Your instructions
Show every line from the data below that includes "Tributes".

Data to process
== == ==

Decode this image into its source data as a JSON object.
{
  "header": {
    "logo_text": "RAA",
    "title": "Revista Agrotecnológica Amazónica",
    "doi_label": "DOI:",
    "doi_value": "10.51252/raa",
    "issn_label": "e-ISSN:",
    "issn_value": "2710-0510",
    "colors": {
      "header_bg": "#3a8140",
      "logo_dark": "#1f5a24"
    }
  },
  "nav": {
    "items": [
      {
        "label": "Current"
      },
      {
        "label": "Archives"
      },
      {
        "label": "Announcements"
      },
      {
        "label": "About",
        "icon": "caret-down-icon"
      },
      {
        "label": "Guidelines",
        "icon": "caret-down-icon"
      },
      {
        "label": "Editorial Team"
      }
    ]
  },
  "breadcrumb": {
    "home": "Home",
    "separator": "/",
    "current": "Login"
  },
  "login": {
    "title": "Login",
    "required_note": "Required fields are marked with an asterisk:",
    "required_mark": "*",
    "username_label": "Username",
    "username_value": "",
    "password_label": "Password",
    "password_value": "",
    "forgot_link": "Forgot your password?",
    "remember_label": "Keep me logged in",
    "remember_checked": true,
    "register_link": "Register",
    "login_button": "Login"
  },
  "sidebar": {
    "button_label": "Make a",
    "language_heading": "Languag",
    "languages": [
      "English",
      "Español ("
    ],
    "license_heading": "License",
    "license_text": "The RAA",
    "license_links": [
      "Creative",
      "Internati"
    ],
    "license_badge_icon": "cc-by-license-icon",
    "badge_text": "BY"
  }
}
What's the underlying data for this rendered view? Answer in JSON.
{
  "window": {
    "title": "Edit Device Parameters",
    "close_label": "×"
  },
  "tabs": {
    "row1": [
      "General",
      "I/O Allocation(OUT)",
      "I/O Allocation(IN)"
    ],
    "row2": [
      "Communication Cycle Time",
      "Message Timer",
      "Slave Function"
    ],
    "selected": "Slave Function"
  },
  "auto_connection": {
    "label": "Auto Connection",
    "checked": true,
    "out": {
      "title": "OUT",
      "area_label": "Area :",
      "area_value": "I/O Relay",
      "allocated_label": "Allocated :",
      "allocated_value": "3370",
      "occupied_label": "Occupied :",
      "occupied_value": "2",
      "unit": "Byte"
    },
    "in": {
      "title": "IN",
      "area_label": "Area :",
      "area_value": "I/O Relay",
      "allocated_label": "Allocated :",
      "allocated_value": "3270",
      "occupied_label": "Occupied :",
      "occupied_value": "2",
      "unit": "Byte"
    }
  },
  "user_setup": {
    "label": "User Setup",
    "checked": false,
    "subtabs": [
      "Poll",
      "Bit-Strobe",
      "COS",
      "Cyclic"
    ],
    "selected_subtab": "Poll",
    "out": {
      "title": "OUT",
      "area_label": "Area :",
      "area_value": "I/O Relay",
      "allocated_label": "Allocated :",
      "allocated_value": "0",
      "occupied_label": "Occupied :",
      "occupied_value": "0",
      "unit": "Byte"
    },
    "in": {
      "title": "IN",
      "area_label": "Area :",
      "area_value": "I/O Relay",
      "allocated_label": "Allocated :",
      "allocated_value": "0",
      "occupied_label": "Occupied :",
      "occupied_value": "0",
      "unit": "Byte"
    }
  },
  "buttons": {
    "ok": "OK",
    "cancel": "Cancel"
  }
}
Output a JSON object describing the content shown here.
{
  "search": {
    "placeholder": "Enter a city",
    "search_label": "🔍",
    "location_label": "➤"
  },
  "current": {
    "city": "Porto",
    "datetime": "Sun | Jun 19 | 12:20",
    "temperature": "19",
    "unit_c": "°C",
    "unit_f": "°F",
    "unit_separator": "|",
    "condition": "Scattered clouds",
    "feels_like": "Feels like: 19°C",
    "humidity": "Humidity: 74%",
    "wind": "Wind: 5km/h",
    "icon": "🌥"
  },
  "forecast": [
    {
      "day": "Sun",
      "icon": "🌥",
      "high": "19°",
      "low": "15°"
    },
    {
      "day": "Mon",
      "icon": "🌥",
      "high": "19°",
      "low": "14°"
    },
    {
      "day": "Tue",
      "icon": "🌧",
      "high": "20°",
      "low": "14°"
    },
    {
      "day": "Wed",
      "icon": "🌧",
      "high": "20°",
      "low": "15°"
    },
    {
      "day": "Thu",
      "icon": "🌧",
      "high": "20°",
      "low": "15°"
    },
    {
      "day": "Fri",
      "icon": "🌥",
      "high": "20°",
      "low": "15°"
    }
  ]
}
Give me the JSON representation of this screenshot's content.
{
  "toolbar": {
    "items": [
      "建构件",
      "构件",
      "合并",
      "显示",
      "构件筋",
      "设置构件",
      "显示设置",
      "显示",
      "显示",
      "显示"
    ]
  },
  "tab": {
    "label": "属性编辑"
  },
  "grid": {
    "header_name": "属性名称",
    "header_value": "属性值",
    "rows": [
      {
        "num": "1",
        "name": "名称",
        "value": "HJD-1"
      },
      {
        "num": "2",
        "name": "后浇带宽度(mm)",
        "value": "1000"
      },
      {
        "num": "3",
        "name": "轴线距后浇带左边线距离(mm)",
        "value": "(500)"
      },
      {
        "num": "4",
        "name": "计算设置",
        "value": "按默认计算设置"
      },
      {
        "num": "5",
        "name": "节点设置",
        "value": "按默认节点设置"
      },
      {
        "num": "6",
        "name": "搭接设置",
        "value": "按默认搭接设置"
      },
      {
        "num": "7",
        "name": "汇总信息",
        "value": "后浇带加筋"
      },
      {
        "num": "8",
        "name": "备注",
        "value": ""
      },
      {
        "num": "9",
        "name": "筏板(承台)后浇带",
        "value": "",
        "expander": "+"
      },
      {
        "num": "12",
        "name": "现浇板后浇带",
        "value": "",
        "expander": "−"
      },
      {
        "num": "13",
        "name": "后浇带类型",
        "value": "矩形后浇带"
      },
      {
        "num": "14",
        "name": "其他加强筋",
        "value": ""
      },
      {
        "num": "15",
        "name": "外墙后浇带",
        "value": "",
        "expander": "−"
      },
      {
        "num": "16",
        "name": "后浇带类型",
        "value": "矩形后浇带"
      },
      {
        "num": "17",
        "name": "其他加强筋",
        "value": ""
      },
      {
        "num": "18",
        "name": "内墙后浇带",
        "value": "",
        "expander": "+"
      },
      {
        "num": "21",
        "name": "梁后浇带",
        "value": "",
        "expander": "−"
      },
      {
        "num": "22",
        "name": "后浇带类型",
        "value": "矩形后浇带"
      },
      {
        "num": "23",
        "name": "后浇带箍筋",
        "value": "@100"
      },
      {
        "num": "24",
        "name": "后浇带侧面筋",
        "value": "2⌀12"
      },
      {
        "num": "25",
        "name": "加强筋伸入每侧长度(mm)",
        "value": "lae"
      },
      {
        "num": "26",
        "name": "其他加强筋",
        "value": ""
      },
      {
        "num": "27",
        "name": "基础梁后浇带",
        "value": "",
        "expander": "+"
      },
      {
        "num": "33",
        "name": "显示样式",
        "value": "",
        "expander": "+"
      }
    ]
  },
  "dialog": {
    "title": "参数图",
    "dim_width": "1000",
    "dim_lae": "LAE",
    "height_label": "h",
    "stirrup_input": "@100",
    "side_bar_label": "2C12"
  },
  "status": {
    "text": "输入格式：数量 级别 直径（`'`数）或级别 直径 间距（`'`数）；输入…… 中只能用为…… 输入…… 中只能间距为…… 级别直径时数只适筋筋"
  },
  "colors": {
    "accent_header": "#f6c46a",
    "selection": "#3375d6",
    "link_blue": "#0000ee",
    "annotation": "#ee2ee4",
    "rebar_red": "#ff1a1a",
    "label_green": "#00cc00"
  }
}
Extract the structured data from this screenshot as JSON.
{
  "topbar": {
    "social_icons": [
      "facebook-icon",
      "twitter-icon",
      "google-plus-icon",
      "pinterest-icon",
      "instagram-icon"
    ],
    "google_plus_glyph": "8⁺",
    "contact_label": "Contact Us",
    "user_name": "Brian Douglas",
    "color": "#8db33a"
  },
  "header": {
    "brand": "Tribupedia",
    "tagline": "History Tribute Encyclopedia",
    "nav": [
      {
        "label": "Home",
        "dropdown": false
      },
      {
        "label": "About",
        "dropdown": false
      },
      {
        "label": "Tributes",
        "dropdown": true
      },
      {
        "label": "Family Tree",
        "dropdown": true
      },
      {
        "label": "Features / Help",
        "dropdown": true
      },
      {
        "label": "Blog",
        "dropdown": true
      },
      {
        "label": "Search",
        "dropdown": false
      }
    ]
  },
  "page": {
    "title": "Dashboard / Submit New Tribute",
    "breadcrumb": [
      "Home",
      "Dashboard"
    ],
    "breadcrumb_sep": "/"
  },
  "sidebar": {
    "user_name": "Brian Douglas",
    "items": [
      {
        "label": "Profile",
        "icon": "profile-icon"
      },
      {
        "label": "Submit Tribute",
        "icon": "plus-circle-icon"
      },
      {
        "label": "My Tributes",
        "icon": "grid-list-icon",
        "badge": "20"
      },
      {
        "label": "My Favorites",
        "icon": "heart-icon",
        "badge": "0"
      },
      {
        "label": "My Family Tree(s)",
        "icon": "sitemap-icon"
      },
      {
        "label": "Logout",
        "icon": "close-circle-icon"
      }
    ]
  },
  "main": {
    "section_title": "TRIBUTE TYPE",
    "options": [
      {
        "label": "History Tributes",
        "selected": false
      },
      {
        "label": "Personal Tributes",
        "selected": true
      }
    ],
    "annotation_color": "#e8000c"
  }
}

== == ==

Solved exercise
        "label": "Tributes",
        "label": "My Tributes",
        "label": "History Tributes",
        "label": "Personal Tributes",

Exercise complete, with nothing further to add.